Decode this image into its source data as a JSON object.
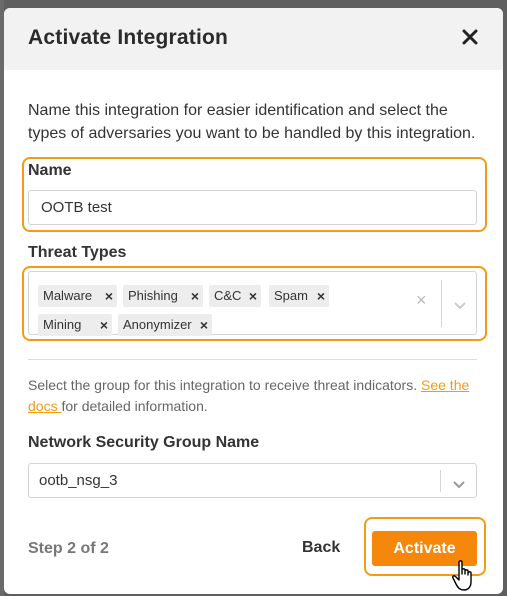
{
  "dialog": {
    "title": "Activate Integration",
    "close_icon": "close-icon",
    "intro": "Name this integration for easier identification and select the types of adversaries you want to be handled by this integration."
  },
  "name_field": {
    "label": "Name",
    "value": "OOTB test"
  },
  "threat_types": {
    "label": "Threat Types",
    "selected": [
      {
        "label": "Malware"
      },
      {
        "label": "Phishing"
      },
      {
        "label": "C&C"
      },
      {
        "label": "Spam"
      },
      {
        "label": "Mining"
      },
      {
        "label": "Anonymizer"
      }
    ],
    "remove_glyph": "×",
    "clear_glyph": "×"
  },
  "group_help": {
    "text_before": "Select the group for this integration to receive threat indicators. ",
    "link_text": "See the docs ",
    "text_after": "for detailed information."
  },
  "nsg": {
    "label": "Network Security Group Name",
    "selected_value": "ootb_nsg_3"
  },
  "footer": {
    "step_text": "Step 2 of 2",
    "back_label": "Back",
    "activate_label": "Activate"
  },
  "colors": {
    "accent": "#f5870a",
    "highlight_outline": "#f39c12",
    "link": "#f39c12"
  }
}
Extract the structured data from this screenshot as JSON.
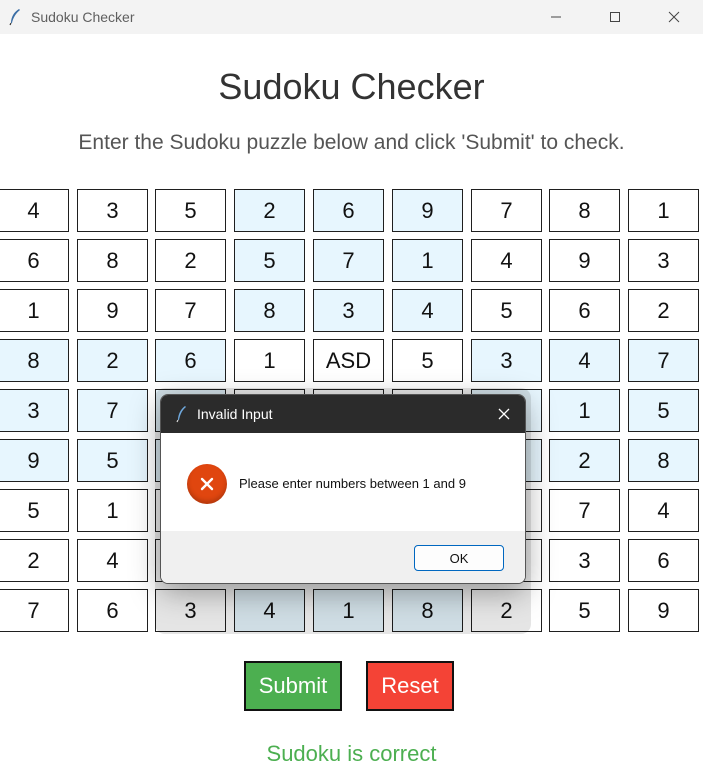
{
  "window": {
    "title": "Sudoku Checker"
  },
  "heading": "Sudoku Checker",
  "instructions": "Enter the Sudoku puzzle below and click 'Submit' to check.",
  "grid": [
    [
      "4",
      "3",
      "5",
      "2",
      "6",
      "9",
      "7",
      "8",
      "1"
    ],
    [
      "6",
      "8",
      "2",
      "5",
      "7",
      "1",
      "4",
      "9",
      "3"
    ],
    [
      "1",
      "9",
      "7",
      "8",
      "3",
      "4",
      "5",
      "6",
      "2"
    ],
    [
      "8",
      "2",
      "6",
      "1",
      "ASD",
      "5",
      "3",
      "4",
      "7"
    ],
    [
      "3",
      "7",
      "",
      "",
      "",
      "",
      "",
      "1",
      "5"
    ],
    [
      "9",
      "5",
      "",
      "",
      "",
      "",
      "",
      "2",
      "8"
    ],
    [
      "5",
      "1",
      "",
      "",
      "",
      "",
      "",
      "7",
      "4"
    ],
    [
      "2",
      "4",
      "",
      "",
      "",
      "",
      "",
      "3",
      "6"
    ],
    [
      "7",
      "6",
      "3",
      "4",
      "1",
      "8",
      "2",
      "5",
      "9"
    ]
  ],
  "buttons": {
    "submit": "Submit",
    "reset": "Reset"
  },
  "status": "Sudoku is correct",
  "dialog": {
    "title": "Invalid Input",
    "message": "Please enter numbers between 1 and 9",
    "ok_label": "OK"
  },
  "colors": {
    "highlight_cell": "#e7f6fe",
    "submit": "#4caf50",
    "reset": "#f44336",
    "status": "#4caf50",
    "error_icon": "#e0460f"
  }
}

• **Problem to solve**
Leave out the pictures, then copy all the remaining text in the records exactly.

• **Solution below**
Decode this image into its source data as a JSON object.
{
  "dialog": {
    "title": "Activate Integration",
    "close_icon": "close-icon",
    "intro": "Name this integration for easier identification and select the types of adversaries you want to be handled by this integration."
  },
  "name_field": {
    "label": "Name",
    "value": "OOTB test"
  },
  "threat_types": {
    "label": "Threat Types",
    "selected": [
      {
        "label": "Malware"
      },
      {
        "label": "Phishing"
      },
      {
        "label": "C&C"
      },
      {
        "label": "Spam"
      },
      {
        "label": "Mining"
      },
      {
        "label": "Anonymizer"
      }
    ],
    "remove_glyph": "×",
    "clear_glyph": "×"
  },
  "group_help": {
    "text_before": "Select the group for this integration to receive threat indicators. ",
    "link_text": "See the docs ",
    "text_after": "for detailed information."
  },
  "nsg": {
    "label": "Network Security Group Name",
    "selected_value": "ootb_nsg_3"
  },
  "footer": {
    "step_text": "Step 2 of 2",
    "back_label": "Back",
    "activate_label": "Activate"
  },
  "colors": {
    "accent": "#f5870a",
    "highlight_outline": "#f39c12",
    "link": "#f39c12"
  }
}
Extract the structured data from this screenshot as JSON.
{
  "window": {
    "title": "Sudoku Checker"
  },
  "heading": "Sudoku Checker",
  "instructions": "Enter the Sudoku puzzle below and click 'Submit' to check.",
  "grid": [
    [
      "4",
      "3",
      "5",
      "2",
      "6",
      "9",
      "7",
      "8",
      "1"
    ],
    [
      "6",
      "8",
      "2",
      "5",
      "7",
      "1",
      "4",
      "9",
      "3"
    ],
    [
      "1",
      "9",
      "7",
      "8",
      "3",
      "4",
      "5",
      "6",
      "2"
    ],
    [
      "8",
      "2",
      "6",
      "1",
      "ASD",
      "5",
      "3",
      "4",
      "7"
    ],
    [
      "3",
      "7",
      "",
      "",
      "",
      "",
      "",
      "1",
      "5"
    ],
    [
      "9",
      "5",
      "",
      "",
      "",
      "",
      "",
      "2",
      "8"
    ],
    [
      "5",
      "1",
      "",
      "",
      "",
      "",
      "",
      "7",
      "4"
    ],
    [
      "2",
      "4",
      "",
      "",
      "",
      "",
      "",
      "3",
      "6"
    ],
    [
      "7",
      "6",
      "3",
      "4",
      "1",
      "8",
      "2",
      "5",
      "9"
    ]
  ],
  "buttons": {
    "submit": "Submit",
    "reset": "Reset"
  },
  "status": "Sudoku is correct",
  "dialog": {
    "title": "Invalid Input",
    "message": "Please enter numbers between 1 and 9",
    "ok_label": "OK"
  },
  "colors": {
    "highlight_cell": "#e7f6fe",
    "submit": "#4caf50",
    "reset": "#f44336",
    "status": "#4caf50",
    "error_icon": "#e0460f"
  }
}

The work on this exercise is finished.